### [Work request]
What lines below contain the string "condition"? List them all.

### [The data]
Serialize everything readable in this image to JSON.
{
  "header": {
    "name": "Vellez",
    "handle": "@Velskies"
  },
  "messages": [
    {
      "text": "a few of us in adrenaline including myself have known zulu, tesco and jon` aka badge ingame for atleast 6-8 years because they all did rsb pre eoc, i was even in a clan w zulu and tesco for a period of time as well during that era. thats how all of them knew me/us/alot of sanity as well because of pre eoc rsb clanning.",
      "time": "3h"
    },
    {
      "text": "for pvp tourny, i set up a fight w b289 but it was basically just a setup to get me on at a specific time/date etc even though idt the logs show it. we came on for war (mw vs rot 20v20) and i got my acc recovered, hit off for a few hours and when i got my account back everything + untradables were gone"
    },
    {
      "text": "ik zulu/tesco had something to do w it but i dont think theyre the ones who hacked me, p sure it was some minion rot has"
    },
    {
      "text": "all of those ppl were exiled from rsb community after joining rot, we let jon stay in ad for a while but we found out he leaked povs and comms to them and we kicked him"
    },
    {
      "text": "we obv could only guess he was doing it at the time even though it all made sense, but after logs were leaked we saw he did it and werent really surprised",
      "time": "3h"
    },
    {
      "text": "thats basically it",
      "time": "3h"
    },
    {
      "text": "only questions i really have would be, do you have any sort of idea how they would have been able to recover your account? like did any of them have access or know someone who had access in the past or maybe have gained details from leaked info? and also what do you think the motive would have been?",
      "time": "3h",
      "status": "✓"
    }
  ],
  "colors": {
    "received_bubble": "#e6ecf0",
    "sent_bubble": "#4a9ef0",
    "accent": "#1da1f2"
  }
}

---

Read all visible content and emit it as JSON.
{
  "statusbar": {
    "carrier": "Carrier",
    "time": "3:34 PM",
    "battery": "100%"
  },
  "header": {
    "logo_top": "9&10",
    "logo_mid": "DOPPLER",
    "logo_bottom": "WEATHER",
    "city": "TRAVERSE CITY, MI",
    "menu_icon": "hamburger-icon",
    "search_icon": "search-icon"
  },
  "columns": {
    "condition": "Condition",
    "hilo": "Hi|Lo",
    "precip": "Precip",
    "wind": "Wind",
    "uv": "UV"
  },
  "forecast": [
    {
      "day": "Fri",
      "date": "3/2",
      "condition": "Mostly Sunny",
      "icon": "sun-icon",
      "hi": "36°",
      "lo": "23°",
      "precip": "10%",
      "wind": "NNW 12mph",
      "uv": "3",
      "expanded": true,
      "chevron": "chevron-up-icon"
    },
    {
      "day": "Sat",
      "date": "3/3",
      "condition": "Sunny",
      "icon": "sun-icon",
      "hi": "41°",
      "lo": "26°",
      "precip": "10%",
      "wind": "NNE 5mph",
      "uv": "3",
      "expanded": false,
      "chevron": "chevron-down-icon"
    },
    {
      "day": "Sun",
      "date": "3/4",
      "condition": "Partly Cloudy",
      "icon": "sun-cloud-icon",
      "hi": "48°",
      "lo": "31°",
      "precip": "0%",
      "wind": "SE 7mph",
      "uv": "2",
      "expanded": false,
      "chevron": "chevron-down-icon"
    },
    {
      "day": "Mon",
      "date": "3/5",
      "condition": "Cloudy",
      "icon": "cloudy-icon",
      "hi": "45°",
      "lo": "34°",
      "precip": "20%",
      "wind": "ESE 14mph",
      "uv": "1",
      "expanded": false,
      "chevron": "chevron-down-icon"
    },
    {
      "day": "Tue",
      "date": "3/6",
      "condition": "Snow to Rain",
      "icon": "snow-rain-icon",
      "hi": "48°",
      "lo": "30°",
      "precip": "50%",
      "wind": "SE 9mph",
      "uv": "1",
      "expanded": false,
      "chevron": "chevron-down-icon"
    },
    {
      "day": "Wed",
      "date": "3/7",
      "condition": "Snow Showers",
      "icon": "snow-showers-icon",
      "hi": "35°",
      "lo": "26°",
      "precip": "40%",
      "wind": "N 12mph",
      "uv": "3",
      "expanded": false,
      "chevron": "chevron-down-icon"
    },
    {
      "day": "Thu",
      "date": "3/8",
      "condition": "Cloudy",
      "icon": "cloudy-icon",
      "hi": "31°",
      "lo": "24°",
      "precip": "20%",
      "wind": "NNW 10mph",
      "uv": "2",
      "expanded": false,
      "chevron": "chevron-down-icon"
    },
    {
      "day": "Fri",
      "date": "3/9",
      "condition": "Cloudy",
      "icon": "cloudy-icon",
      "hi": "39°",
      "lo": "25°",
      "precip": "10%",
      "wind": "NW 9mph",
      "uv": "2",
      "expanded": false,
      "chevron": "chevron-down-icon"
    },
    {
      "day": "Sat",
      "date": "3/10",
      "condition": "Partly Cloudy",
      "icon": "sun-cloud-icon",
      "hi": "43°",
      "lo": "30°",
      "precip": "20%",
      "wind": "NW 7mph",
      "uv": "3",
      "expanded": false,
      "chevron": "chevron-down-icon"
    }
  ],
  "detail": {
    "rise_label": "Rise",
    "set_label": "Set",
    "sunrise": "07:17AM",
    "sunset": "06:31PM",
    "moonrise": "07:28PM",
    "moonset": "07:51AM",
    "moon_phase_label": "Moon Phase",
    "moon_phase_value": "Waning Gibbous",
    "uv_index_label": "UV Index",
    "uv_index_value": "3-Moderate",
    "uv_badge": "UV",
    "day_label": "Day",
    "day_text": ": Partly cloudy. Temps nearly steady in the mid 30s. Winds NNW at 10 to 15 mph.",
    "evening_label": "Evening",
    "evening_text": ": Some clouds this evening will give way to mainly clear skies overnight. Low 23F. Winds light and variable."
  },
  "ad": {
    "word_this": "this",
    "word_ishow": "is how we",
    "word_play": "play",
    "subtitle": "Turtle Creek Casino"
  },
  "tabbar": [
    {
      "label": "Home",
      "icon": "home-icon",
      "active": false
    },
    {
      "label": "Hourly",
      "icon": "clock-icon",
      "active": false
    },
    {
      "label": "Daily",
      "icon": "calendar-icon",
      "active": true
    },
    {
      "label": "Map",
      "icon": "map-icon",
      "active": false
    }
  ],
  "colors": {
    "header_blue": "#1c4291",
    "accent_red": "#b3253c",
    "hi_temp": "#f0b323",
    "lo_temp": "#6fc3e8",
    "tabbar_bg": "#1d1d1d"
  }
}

### [Written solution]
    "condition": "Condition",
      "condition": "Mostly Sunny",
      "condition": "Sunny",
      "condition": "Partly Cloudy",
      "condition": "Cloudy",
      "condition": "Snow to Rain",
      "condition": "Snow Showers",
      "condition": "Cloudy",
      "condition": "Cloudy",
      "condition": "Partly Cloudy",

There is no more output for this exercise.